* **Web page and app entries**
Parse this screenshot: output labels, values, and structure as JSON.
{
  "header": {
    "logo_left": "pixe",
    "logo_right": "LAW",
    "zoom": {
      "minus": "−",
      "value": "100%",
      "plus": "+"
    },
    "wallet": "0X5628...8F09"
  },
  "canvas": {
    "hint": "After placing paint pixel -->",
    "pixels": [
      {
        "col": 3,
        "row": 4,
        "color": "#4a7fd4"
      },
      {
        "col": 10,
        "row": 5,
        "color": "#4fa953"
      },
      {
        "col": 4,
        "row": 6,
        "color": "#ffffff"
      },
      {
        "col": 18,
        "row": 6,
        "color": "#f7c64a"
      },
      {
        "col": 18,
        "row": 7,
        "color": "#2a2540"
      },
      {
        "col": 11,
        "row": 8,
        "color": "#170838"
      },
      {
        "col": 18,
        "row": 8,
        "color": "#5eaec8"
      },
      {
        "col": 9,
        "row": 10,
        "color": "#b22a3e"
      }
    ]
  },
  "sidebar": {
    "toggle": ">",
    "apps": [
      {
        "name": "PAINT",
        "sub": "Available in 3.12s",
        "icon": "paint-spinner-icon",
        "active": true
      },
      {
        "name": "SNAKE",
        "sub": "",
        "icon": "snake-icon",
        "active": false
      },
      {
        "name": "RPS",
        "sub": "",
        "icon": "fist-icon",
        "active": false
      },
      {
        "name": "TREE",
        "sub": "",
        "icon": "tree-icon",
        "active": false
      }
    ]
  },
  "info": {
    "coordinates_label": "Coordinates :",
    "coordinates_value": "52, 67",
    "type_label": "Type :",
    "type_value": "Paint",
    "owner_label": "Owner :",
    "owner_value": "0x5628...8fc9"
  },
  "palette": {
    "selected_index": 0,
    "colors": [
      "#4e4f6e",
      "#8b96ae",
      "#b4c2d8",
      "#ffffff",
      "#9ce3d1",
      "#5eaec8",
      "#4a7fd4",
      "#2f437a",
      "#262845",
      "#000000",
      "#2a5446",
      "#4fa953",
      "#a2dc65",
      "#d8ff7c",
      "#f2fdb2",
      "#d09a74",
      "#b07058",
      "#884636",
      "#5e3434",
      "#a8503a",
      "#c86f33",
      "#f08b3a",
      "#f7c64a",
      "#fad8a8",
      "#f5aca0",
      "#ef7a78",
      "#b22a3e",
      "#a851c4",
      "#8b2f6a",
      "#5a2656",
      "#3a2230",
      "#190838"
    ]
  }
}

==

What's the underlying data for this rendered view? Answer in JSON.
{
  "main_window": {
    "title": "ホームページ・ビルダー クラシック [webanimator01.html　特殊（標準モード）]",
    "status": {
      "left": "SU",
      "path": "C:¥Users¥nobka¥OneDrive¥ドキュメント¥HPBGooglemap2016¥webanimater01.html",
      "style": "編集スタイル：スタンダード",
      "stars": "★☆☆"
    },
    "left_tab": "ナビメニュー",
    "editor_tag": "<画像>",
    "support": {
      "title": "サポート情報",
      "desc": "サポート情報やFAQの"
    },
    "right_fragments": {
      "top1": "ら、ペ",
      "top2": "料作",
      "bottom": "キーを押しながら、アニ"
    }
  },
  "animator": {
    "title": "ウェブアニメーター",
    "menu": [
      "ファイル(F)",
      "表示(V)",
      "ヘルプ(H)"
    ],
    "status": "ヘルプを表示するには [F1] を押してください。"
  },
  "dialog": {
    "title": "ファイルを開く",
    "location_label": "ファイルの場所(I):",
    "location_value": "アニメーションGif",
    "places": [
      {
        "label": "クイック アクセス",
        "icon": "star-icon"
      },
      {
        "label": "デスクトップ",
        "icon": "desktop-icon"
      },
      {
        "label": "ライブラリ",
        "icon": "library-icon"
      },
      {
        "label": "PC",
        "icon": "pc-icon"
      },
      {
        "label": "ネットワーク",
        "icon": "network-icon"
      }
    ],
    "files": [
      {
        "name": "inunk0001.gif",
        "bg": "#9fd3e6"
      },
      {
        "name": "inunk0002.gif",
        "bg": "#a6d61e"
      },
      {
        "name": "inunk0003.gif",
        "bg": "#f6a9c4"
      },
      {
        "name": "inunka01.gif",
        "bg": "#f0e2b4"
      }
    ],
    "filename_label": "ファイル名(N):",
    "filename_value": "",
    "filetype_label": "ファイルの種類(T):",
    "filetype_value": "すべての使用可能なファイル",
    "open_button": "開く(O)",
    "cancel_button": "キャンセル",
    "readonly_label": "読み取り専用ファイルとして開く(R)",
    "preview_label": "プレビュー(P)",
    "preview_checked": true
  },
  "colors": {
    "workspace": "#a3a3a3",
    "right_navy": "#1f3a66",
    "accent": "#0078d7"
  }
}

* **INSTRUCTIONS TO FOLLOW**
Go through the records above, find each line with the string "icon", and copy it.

* **FINAL ANSWER**
        "icon": "paint-spinner-icon",
        "icon": "snake-icon",
        "icon": "fist-icon",
        "icon": "tree-icon",
        "icon": "star-icon"
        "icon": "desktop-icon"
        "icon": "library-icon"
        "icon": "pc-icon"
        "icon": "network-icon"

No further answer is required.